[WORK REQUIRED] Your task is to find every line of the listing that includes "count" and copy it.
━━ SUPPLIED INFORMATION
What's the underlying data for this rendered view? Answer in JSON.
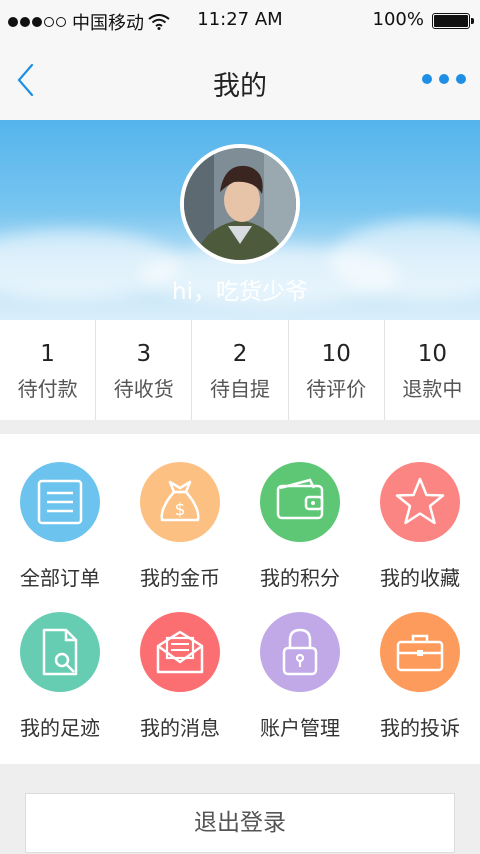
{
  "status_bar": {
    "carrier": "中国移动",
    "time": "11:27 AM",
    "battery": "100%",
    "signal_bars": 3,
    "signal_total": 5
  },
  "nav": {
    "title": "我的"
  },
  "profile": {
    "greeting": "hi，吃货少爷"
  },
  "orders": [
    {
      "count": "1",
      "label": "待付款"
    },
    {
      "count": "3",
      "label": "待收货"
    },
    {
      "count": "2",
      "label": "待自提"
    },
    {
      "count": "10",
      "label": "待评价"
    },
    {
      "count": "10",
      "label": "退款中"
    }
  ],
  "menu": [
    {
      "label": "全部订单",
      "icon": "order-list-icon",
      "color": "#6cc3ee"
    },
    {
      "label": "我的金币",
      "icon": "money-bag-icon",
      "color": "#fcc182"
    },
    {
      "label": "我的积分",
      "icon": "wallet-icon",
      "color": "#5ec775"
    },
    {
      "label": "我的收藏",
      "icon": "star-icon",
      "color": "#fb8582"
    },
    {
      "label": "我的足迹",
      "icon": "document-search-icon",
      "color": "#66cdb3"
    },
    {
      "label": "我的消息",
      "icon": "envelope-icon",
      "color": "#fb6e72"
    },
    {
      "label": "账户管理",
      "icon": "lock-icon",
      "color": "#c1a9e8"
    },
    {
      "label": "我的投诉",
      "icon": "briefcase-icon",
      "color": "#fd9b5c"
    }
  ],
  "logout_label": "退出登录",
  "colors": {
    "accent": "#1f8fe5",
    "banner_top": "#55b4ec",
    "banner_bottom": "#d9eefa"
  }
}
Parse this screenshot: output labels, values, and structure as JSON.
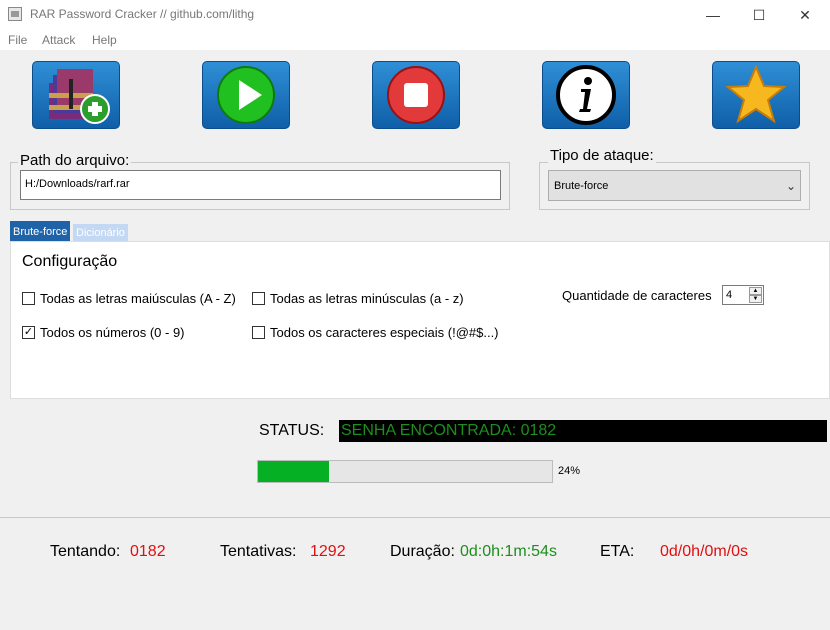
{
  "window": {
    "title": "RAR Password Cracker // github.com/lithg",
    "minimize": "—",
    "maximize": "☐",
    "close": "✕"
  },
  "menu": [
    "File",
    "Attack",
    "Help"
  ],
  "toolbar": [
    {
      "name": "open-archive-button",
      "icon": "winrar-add-icon"
    },
    {
      "name": "start-button",
      "icon": "play-icon"
    },
    {
      "name": "stop-button",
      "icon": "stop-icon"
    },
    {
      "name": "info-button",
      "icon": "info-icon"
    },
    {
      "name": "star-button",
      "icon": "star-icon"
    }
  ],
  "path": {
    "label": "Path do arquivo:",
    "value": "H:/Downloads/rarf.rar"
  },
  "attack_type": {
    "label": "Tipo de ataque:",
    "selected": "Brute-force"
  },
  "tabs": {
    "active": "Brute-force",
    "inactive": "Dicionário"
  },
  "config": {
    "title": "Configuração",
    "uppercase": {
      "label": "Todas as letras maiúsculas (A - Z)",
      "checked": false
    },
    "lowercase": {
      "label": "Todas as letras minúsculas (a - z)",
      "checked": false
    },
    "numbers": {
      "label": "Todos os números (0 - 9)",
      "checked": true
    },
    "special": {
      "label": "Todos os caracteres especiais (!@#$...)",
      "checked": false
    },
    "length_label": "Quantidade de caracteres",
    "length_value": "4"
  },
  "status": {
    "label": "STATUS:",
    "message": "SENHA ENCONTRADA: 0182",
    "message_color": "#1c8f1c"
  },
  "progress": {
    "percent": 24,
    "text": "24%"
  },
  "stats": {
    "trying_label": "Tentando:",
    "trying_value": "0182",
    "attempts_label": "Tentativas:",
    "attempts_value": "1292",
    "duration_label": "Duração:",
    "duration_value": "0d:0h:1m:54s",
    "eta_label": "ETA:",
    "eta_value": "0d/0h/0m/0s"
  },
  "colors": {
    "accent_blue": "#1a73c4",
    "red_value": "#e01010",
    "green_value": "#1c8f1c",
    "progress_fill": "#06b025"
  }
}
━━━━
[WRITTEN SOLUTION]
      "count": "1",
      "count": "3",
      "count": "2",
      "count": "10",
      "count": "10",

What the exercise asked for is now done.